Waiting for the Cable Guy
It’s admittedly comfortable here, stretched out on the couch with my laptop, serenaded by Wilco and the Editors. But, darn it, the Time Warner telemarketer told me the guy (is it always a guy?) would be here between 12:30 and 2:30 p.m.
I rushed home and arrived only five minutes late, which for me is early. What if the guy came on time and left?
It is 12:40 p.m. I call to check and I am told that they have me down for anytime between noon and 4:30, and that the guy’s running behind. Can’t they call to tell me approximately when he might arrive? Sorry, m’am. We can’t do that.
Argghh! Patience, Barb, patience.
3 p.m. So far, I wrote a little story for Wednesday’s paper from my laptop, sent my dad an e-mail hello, wrapped up three boxes of Fruit Rollups to send to my college freshmen, picked my clothes off the bedroom floor and put a 3-pound ham in a pan for dinner.
4 p.m. Hold on while I call customer service, again. Ah, from the Glens Falls office, Sonja says she will call the technician (that is, the cable guy) and ask him to call me with an estimated time of arrival. OK.
It was only a week ago that I finally signed up for phone service offered by Time Warner, which already provides our Internet connection and cable TV. Bundle me, baby! Three-in-one! I felt guilty bidding adieu to Verizon and AT&T, figuring every cancellation translates into an eventual loss of jobs somewhere. Besides, there was absolutely nothing wrong with my local and long-distance service. In fact, I like the security of knowing my phone will work even when the electricity is out. But I like even more the possibility of saving twenty bucks a month on phone service. Nothing personal, Ma Bell.
It’s 4:26, and no word from a technician.
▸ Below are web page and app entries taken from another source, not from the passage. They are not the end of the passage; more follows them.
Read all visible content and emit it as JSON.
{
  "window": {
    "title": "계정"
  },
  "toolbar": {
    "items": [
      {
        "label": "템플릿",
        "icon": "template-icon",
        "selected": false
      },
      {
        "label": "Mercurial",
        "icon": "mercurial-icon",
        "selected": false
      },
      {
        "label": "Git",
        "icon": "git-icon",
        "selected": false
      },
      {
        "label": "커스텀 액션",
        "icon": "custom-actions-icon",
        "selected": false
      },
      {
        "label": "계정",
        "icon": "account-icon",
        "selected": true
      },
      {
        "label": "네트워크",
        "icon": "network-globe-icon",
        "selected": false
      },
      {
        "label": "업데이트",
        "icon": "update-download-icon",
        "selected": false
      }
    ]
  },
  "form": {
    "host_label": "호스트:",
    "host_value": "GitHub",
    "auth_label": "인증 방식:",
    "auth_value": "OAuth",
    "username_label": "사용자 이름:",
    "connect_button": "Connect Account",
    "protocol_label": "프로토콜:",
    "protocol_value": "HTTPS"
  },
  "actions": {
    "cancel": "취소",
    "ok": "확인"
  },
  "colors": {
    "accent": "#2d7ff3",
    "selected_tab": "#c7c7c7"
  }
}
Let’s see who answers the phone this time. When I get through at 4:30, the winner is Fred, who is also in Glens Falls. He has seen neither hide nor hair of Sonja, who he said works on a different floor and in any case is done at 4:30 and by now would be down the back stairs and out the door. He puts me on hold while he looks into the situation.
4:45. Fred is back, super polite and with the promise that someone will be here today, really. Really? Please connect me to a customer service rep. I imagine a room of people. Fred covers his headset mike and looks around. Who wants to talk to this crazy lady?
4:55. Ben, a tech support customer service supervisor based in Rotterdam, takes the call. Like Fred, he was super efficient and polite, the kind of guy you feel bad being mad at. He doesn't know why I was repeatedly told that a tech couldn’t call me or why a telemarketer told me I could be assigned a two-hour window. But he discovered that the tech was having a heckova time on a call in Ballston Spa and, good news, I’m next. For my trouble, Time Warner would waive the $19.99 fee for keeping my phone number, plus credit my account $20 for waiting so long and impatiently. Woweewow. I’ll take it.
5:02. Fred, bless his soul, calls to make sure I got the message that I was getting from Ben, who was still on the other line listening to me vent.
5:06. Put the ham in the oven. Look out the window. Tick, tick, tick.
Here comes a white truck. Could it be? Yes! And here is Jared, apologizing for not calling while he was on hold with his own tech people for more than an hour trying to get a modem to work in Ballston Spa.
5:48. Husband pulls into the driveway with a non-traditional greeting: What are you doing home? This is way early for me. Cable guy’s here, I explain. For the phone.
6:14. Phone works, Internet is back on, Jared is done for the day, and I can make unlimited calls to places where no one I know lives. And if I remember to cancel AT&T, I’ll actually start saving money. Don’t bother calling to remind me. Now I have caller I.D.